This bespoke software was verified against simulations using the commercial finite element analysis software Abaqus. The software was then used to simulate the LP-3D temperature sensor output for tests conducted on Ti-6Al-4V powders. An example of the experimental data compared to the model predictions is provided in Figure 2.

Inverse analysis based on an advanced Monte-Carlo Markov-Chain (MCMC) algorithm was performed to determine the value of bulk powder thermal conductivity that best fits the experimental data. The thermal conductivity values obtained were consistent across all experimental datasets for different powder layer depths, laser powders and heating times.

Conclusion

A bespoke, inverse heat transfer analysis model was developed by TWI to extract the bulk thermal properties of metal powders. This software was provided to LP-3D as a portable Windows application and is currently in use to support the measurement of powder thermal conductivity at LP-3D.

The work was funded through the Advanced Manufacturing Supply Chain Initiative (AMSCI) - a funding competition designed to improve the global competitiveness of UK advanced manufacturing supply chains.

For more information, please email contactus@twi.co.uk.
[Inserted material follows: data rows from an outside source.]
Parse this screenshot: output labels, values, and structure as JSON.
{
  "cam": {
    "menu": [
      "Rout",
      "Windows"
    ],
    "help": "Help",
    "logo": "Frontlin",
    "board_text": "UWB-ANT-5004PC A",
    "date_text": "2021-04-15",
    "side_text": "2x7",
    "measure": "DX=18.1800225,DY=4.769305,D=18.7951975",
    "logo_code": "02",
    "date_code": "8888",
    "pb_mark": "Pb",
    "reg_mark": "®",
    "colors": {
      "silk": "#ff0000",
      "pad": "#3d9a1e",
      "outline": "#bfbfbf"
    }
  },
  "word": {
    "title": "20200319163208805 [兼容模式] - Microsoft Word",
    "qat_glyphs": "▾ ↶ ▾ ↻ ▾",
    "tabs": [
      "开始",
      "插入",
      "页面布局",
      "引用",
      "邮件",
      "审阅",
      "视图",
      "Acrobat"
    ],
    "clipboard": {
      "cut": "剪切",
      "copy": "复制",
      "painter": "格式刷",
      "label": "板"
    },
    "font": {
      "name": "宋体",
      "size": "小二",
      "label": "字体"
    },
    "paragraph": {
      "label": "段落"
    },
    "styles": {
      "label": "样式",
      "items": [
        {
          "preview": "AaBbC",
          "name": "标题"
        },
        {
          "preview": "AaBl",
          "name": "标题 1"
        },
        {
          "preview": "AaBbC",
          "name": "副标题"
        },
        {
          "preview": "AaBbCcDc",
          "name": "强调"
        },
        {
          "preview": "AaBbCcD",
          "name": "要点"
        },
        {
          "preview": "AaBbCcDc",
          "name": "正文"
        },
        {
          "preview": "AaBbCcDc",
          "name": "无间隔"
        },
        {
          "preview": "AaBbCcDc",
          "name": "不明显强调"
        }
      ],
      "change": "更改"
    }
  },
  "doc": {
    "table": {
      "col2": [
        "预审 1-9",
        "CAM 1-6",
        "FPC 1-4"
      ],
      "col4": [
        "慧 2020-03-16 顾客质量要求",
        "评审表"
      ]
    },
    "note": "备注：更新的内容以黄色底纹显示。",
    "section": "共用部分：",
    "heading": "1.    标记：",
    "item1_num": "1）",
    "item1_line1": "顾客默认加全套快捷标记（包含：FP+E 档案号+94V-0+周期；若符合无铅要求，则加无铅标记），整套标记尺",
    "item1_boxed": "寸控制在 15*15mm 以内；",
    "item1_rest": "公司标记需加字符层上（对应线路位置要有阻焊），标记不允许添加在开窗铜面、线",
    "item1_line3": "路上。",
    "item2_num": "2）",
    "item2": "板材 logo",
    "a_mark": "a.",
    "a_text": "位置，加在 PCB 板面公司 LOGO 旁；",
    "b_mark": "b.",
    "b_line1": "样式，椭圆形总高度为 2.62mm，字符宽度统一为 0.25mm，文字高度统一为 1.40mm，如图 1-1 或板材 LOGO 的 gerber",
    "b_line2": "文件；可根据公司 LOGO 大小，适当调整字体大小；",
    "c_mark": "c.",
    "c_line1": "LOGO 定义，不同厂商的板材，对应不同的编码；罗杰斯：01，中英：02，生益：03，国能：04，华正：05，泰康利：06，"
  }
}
Figure 2. Temperatures predicted by the inverse heat transfer model (ISAAC) compared to experimental data
Figure 2. Temperatures predicted by the inverse heat transfer model (ISAAC) compared to experimental data
Avatar Ewan Tarrant Project Leader - Numerical Modelling and Optimisation

Ewan has worked at TWI since the beginning of 2016. His main responsibility is the provision of finite element analysis and analytical support to clients across TWI’s industry base. Ewan has substantial experience of performing finite element simulations for fitness for service (FFS) and engineering criticality assessments (ECAs), as well as simulation and optimisation of friction stir welding and additive manufacturing processes. He has a background in theoretical physics, where he gained experience in numerical modelling, scientific software development and data analysis skills.